What the government is focusing on is worthy of looking deeper at; however, there are other issues with Google that we all know about that are questionable, too. While we may have become accustomed to them, they remain egregious. In our own dealings with the myriad of people we work with at Google, we regularly express our dissatisfaction in some or all of these areas. Our agency’s feedback to Google has helped create some significant changes over the years. As such, we continue to push where we can.
1. Black box pricing in AdWords – Nobody knows how the starting price of the auction is determined. There is much cynicism in the industry about Google giving themselves a raise, when needed, by systematically increasing bids by a penny or so.
2. Black box ad placement with AdWords – Search marketers understand the pillars of Quality Score (bid, relevancy and CTR) and how Quality Score affects placement of paid ads. However, there isn’t an empirical formula that maps it out, not to mention that determining “relevancy” is completely subjective.
3. Continual changes in the natural search algorithm that often catch marketers off guard – Panda caused a significant drop in traffic to many websites. Lots of website owners were unprepared since the content guideline with Panda was different than we’d seen with other algorithm changes in the past (focusing more on quality of content vs. spam). The SEOs benefited the most from this since many had to seek professional help to undo the damage.
4. Random determination of what is considered spam – Overstock lost visibility on the SERP last year for soliciting students to link to Overstock’s site on .edu sites. It is arguably a gray area, but Google considered it spam, anyway, and manually delisted them. Overstock saw its natural search traffic disappear for a period of time. Now we are hearing that “over optimized” sites, another subjective determination, may soon be considered spam, too. There have been others in the past and will be more in the future. Brands need to remain particularly vigilant over who and how their SEO is being managed. On Google’s end, they should not just take down a site that they feel is spamming. Rather, they should give the webmaster a warning, and the time needed to fix the issue. E-commerce is very big business now. A month, a week or even one day down for a retailer can create very big losses.

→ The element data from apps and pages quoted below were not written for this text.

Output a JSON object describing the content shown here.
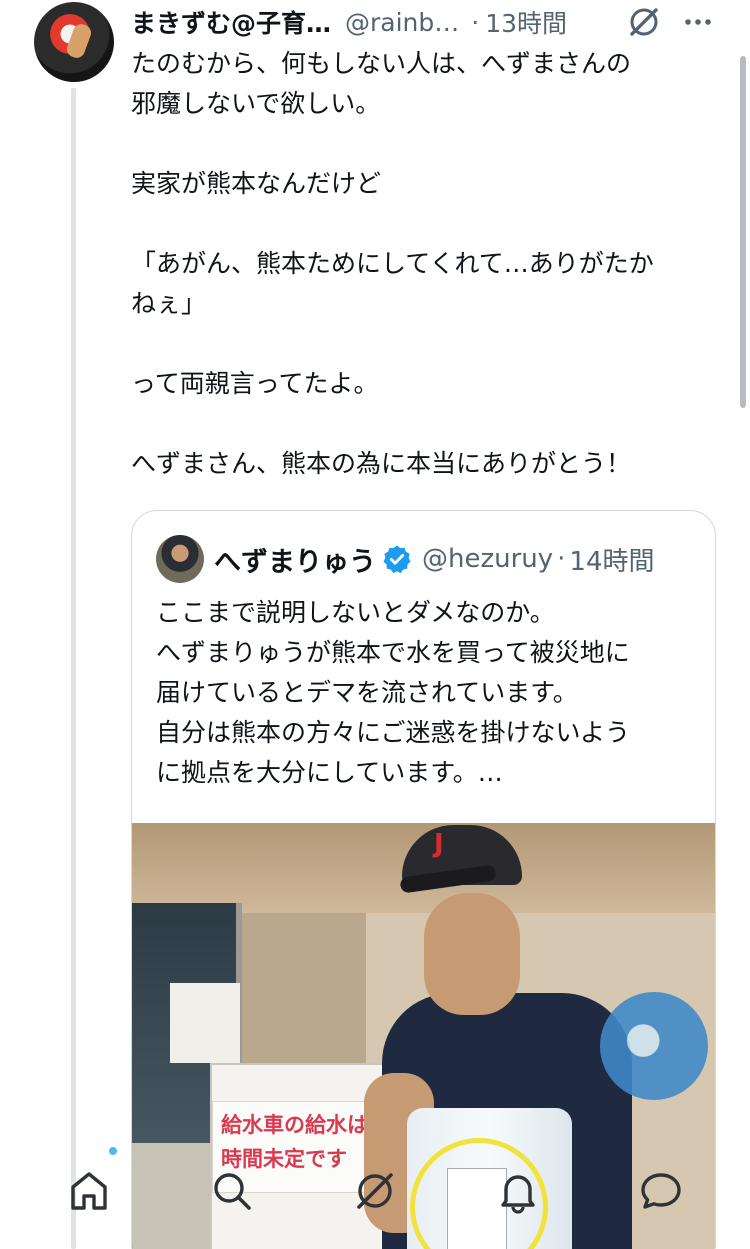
{
  "tweet": {
    "author_name": "まきずむ@子育…",
    "author_handle": "@rainb…",
    "time": "13時間",
    "icons": {
      "grok": "grok-icon",
      "more": "more-icon"
    },
    "text_lines": [
      "たのむから、何もしない人は、へずまさんの",
      "邪魔しないで欲しい。",
      "",
      "実家が熊本なんだけど",
      "",
      "「あがん、熊本ためにしてくれて…ありがたか",
      "ねぇ」",
      "",
      "って両親言ってたよ。",
      "",
      "へずまさん、熊本の為に本当にありがとう！"
    ]
  },
  "quote": {
    "author_name": "へずまりゅう",
    "verified": true,
    "author_handle": "@hezuruy",
    "time": "14時間",
    "text_lines": [
      "ここまで説明しないとダメなのか。",
      "へずまりゅうが熊本で水を買って被災地に",
      "届けているとデマを流されています。",
      "自分は熊本の方々にご迷惑を掛けないよう",
      "に拠点を大分にしています。…"
    ],
    "image": {
      "sign_lines": [
        "給水車の給水は",
        "時間未定です"
      ],
      "cap_letter": "J"
    }
  },
  "tabbar": {
    "items": [
      "home-icon",
      "search-icon",
      "grok-icon",
      "notifications-icon",
      "messages-icon"
    ],
    "accent_color": "#1d9bf0"
  }
}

5. Enabling anyone to bid on any brand’s trademark – Advertisers must bid on their own trademark or risk losing traffic to a competitor. Even if the brand already has top placement in natural search, with the paid ad being higher on the page and shaded, competitors can siphon off a good chunk of traffic if they run on someone else’s brand term if the true brand owner itself is not in Position 1 in paid search. Interestingly, the only trademark term Google does not let anyone bid on is “Google” itself.